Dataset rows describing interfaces
══════

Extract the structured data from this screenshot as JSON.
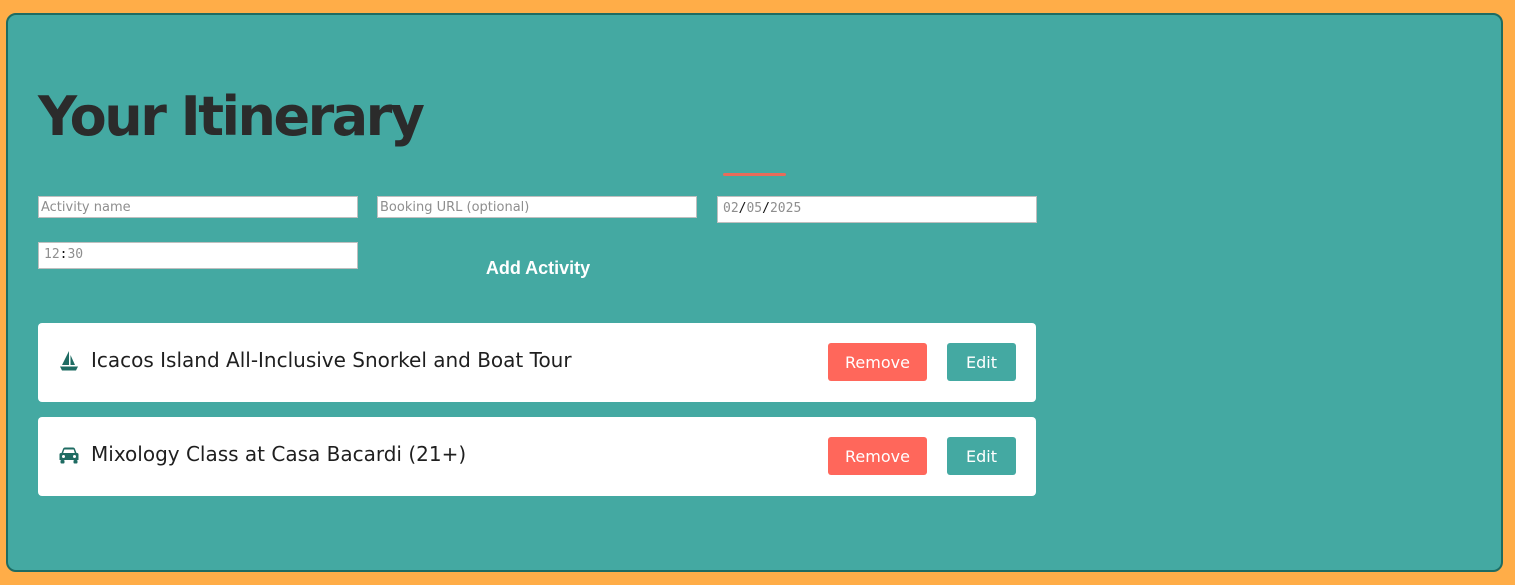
{
  "page": {
    "title": "Your Itinerary"
  },
  "form": {
    "activity_placeholder": "Activity name",
    "activity_value": "",
    "url_placeholder": "Booking URL (optional)",
    "url_value": "",
    "date": {
      "month": "02",
      "day": "05",
      "year": "2025",
      "separator": "/"
    },
    "time": {
      "hour": "12",
      "minute": "30",
      "separator": ":"
    },
    "add_button_label": "Add Activity"
  },
  "activities": [
    {
      "icon": "sailboat-icon",
      "name": "Icacos Island All-Inclusive Snorkel and Boat Tour",
      "remove_label": "Remove",
      "edit_label": "Edit"
    },
    {
      "icon": "car-icon",
      "name": "Mixology Class at Casa Bacardi (21+)",
      "remove_label": "Remove",
      "edit_label": "Edit"
    }
  ],
  "colors": {
    "page_background": "#FFAD48",
    "panel_background": "#44A9A2",
    "panel_border": "#1E6B62",
    "title_text": "#2B2B2B",
    "accent_line": "#E86C5A",
    "remove_button": "#FF675B",
    "edit_button": "#44A9A2",
    "icon_color": "#1E6B62"
  }
}
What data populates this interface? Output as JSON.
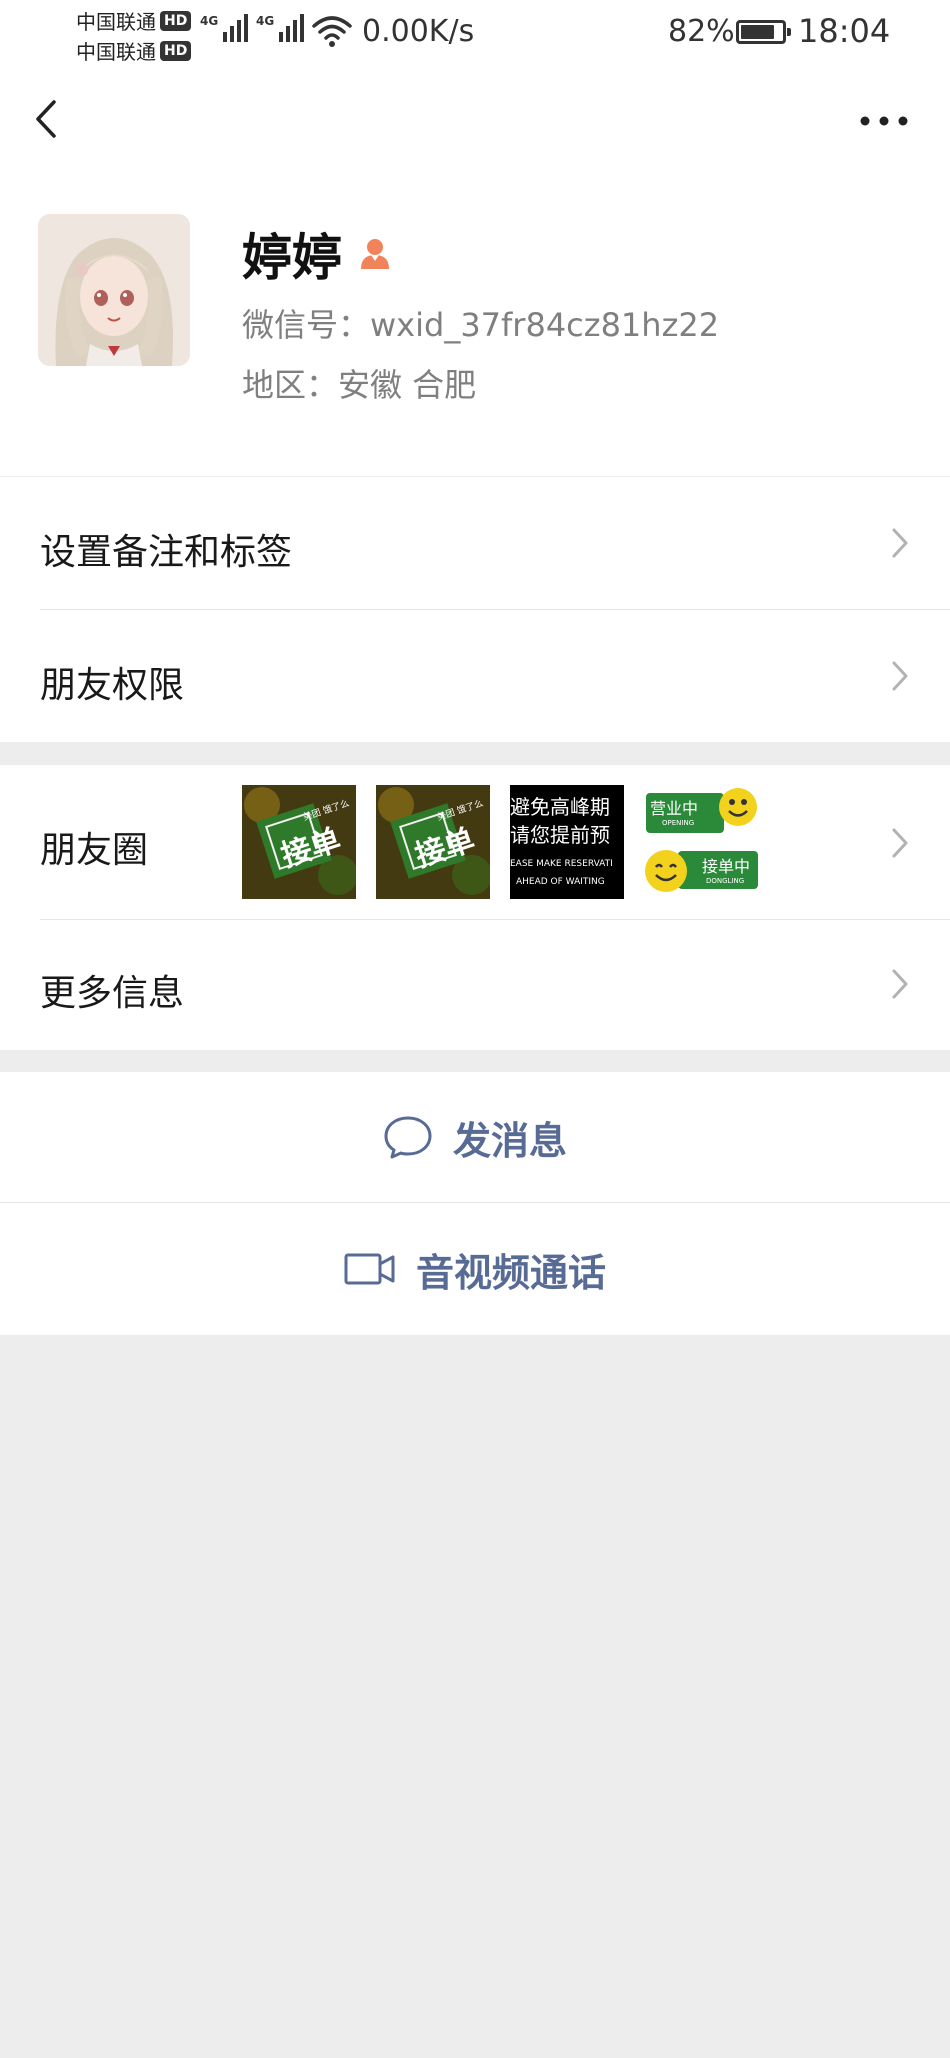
{
  "status_bar": {
    "carrier1": "中国联通",
    "carrier2": "中国联通",
    "hd": "HD",
    "network1": "4G",
    "network2": "4G",
    "speed": "0.00K/s",
    "battery_pct": "82%",
    "battery_level": 0.82,
    "time": "18:04"
  },
  "nav": {
    "back_icon": "chevron-left-icon",
    "more_icon": "ellipsis-icon"
  },
  "profile": {
    "name": "婷婷",
    "gender_icon": "female-icon",
    "wechat_id": "微信号：wxid_37fr84cz81hz22",
    "region": "地区：安徽  合肥"
  },
  "menu": {
    "remark_label": "设置备注和标签",
    "permissions_label": "朋友权限",
    "moments_label": "朋友圈",
    "more_info_label": "更多信息"
  },
  "moments": {
    "thumbs": [
      {
        "text": "接单",
        "sub": "美团 饿了么"
      },
      {
        "text": "接单",
        "sub": "美团 饿了么"
      },
      {
        "line1": "避免高峰期",
        "line2": "请您提前预",
        "line3": "EASE MAKE RESERVATI",
        "line4": "AHEAD OF WAITING"
      },
      {
        "top": "营业中",
        "top_sub": "OPENING",
        "bottom": "接单中",
        "bottom_sub": "DONGLING"
      }
    ]
  },
  "actions": {
    "message_label": "发消息",
    "call_label": "音视频通话"
  },
  "colors": {
    "link": "#576b95",
    "background": "#ededed"
  }
}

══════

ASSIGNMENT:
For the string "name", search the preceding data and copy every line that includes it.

RESPONSE BOX:
    "activity_placeholder": "Activity name",
      "name": "Icacos Island All-Inclusive Snorkel and Boat Tour",
      "name": "Mixology Class at Casa Bacardi (21+)",
    "name": "婷婷",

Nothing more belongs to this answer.